RECORD SET:
◇ ◇ ◇ ◇

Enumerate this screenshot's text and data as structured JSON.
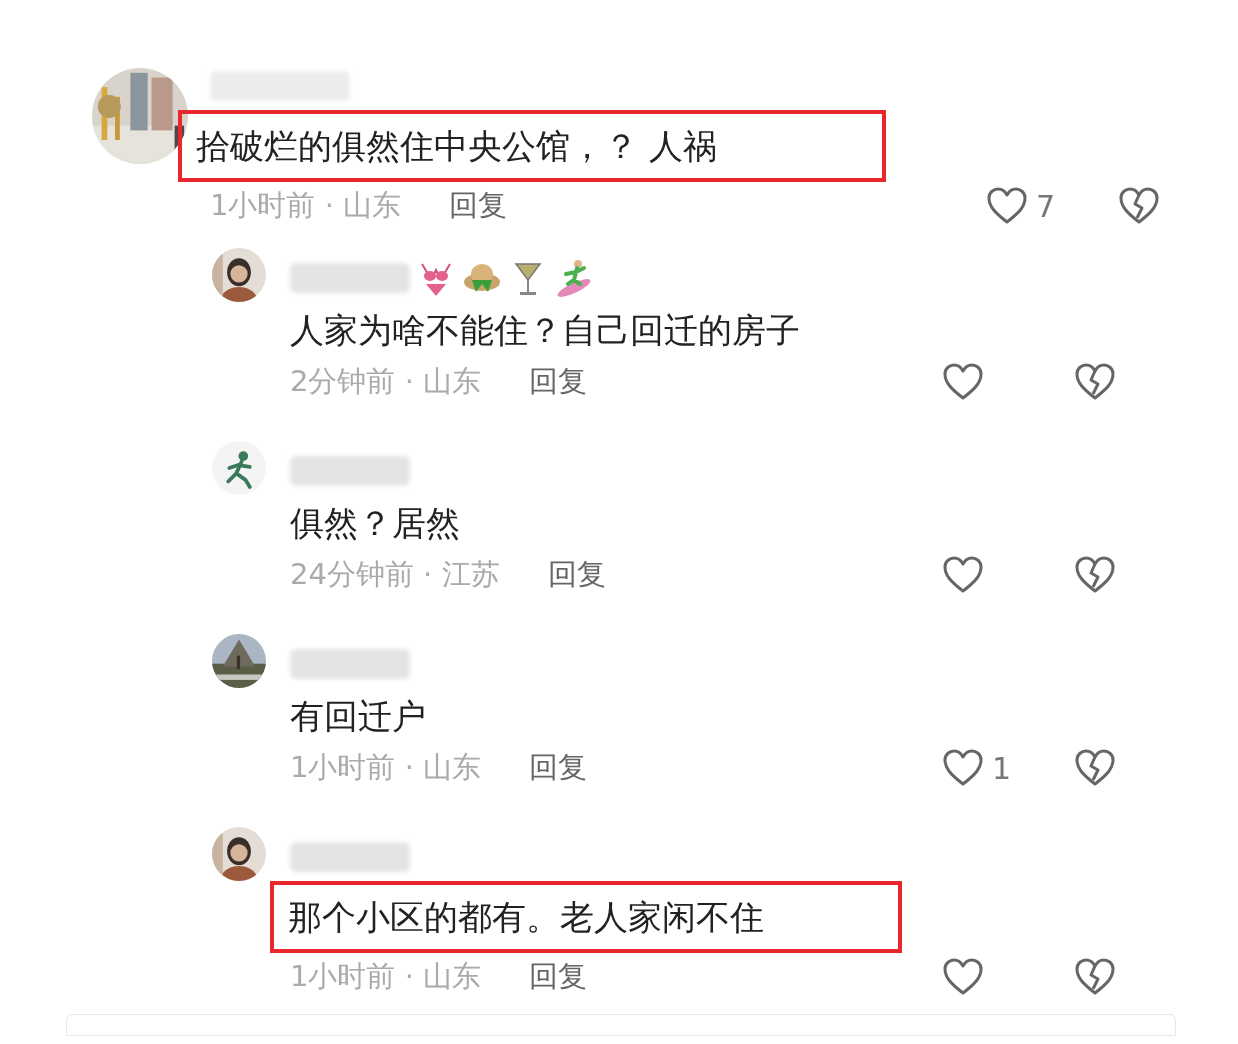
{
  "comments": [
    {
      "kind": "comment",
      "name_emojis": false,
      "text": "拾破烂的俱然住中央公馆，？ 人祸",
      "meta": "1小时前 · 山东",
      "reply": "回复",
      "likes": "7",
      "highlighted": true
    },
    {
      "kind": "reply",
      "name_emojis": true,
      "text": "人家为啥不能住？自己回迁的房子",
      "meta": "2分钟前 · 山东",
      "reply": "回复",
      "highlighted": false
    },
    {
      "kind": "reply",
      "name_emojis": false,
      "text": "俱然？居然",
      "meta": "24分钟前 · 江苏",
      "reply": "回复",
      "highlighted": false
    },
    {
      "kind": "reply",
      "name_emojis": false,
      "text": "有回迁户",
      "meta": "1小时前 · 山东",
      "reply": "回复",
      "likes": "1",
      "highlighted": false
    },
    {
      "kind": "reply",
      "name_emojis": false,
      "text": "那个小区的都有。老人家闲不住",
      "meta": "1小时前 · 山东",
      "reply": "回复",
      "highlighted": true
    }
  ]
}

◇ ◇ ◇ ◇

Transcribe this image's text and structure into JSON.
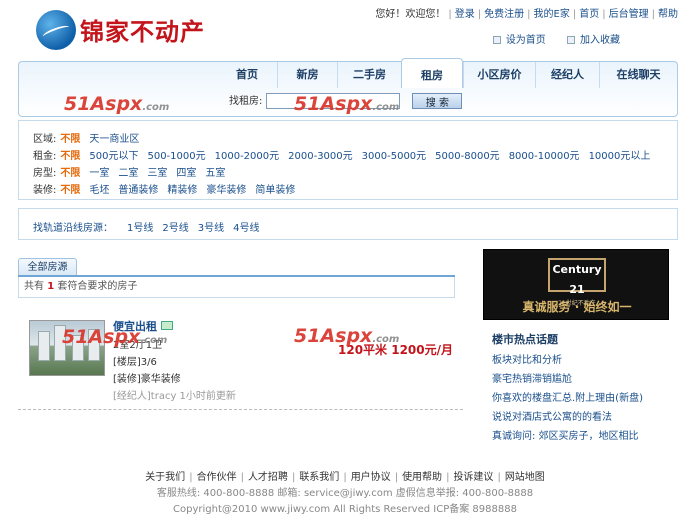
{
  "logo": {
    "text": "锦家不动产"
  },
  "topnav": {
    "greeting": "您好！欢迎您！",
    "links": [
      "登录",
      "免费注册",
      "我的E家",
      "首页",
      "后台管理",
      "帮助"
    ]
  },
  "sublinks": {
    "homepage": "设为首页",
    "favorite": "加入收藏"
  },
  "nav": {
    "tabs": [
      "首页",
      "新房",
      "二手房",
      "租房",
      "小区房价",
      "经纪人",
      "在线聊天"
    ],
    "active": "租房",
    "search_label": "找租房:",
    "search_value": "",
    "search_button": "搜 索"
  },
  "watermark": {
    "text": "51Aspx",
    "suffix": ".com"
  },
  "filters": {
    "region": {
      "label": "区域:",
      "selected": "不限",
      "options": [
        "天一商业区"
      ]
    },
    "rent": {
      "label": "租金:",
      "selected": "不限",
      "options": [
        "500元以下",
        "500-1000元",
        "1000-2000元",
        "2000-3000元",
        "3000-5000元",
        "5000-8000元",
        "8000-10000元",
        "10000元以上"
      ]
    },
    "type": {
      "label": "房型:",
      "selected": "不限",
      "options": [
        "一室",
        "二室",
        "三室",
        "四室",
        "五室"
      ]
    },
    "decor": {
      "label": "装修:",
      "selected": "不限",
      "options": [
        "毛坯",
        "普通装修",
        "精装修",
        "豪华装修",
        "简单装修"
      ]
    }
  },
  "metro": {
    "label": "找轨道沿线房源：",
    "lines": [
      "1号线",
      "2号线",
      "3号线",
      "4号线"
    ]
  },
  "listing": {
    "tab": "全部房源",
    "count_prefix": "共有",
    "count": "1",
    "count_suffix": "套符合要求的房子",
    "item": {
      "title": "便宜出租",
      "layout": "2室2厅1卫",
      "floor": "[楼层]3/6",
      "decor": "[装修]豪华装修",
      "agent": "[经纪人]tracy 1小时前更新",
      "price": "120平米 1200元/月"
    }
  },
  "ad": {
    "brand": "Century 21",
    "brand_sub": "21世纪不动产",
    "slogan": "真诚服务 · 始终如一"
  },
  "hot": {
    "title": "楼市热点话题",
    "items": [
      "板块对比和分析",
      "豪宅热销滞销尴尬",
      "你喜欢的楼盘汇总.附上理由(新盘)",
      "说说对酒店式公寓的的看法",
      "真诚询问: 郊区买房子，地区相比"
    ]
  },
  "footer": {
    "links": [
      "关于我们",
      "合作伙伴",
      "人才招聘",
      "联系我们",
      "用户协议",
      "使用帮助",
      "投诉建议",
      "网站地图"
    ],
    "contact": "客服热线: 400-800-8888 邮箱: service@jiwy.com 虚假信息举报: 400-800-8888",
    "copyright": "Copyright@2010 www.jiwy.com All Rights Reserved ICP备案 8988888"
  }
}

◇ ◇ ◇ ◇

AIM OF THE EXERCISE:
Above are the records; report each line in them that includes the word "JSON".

EXERCISE ANSWER:
Enumerate this screenshot's text and data as structured JSON.
Transcribe this image's text and structure into JSON.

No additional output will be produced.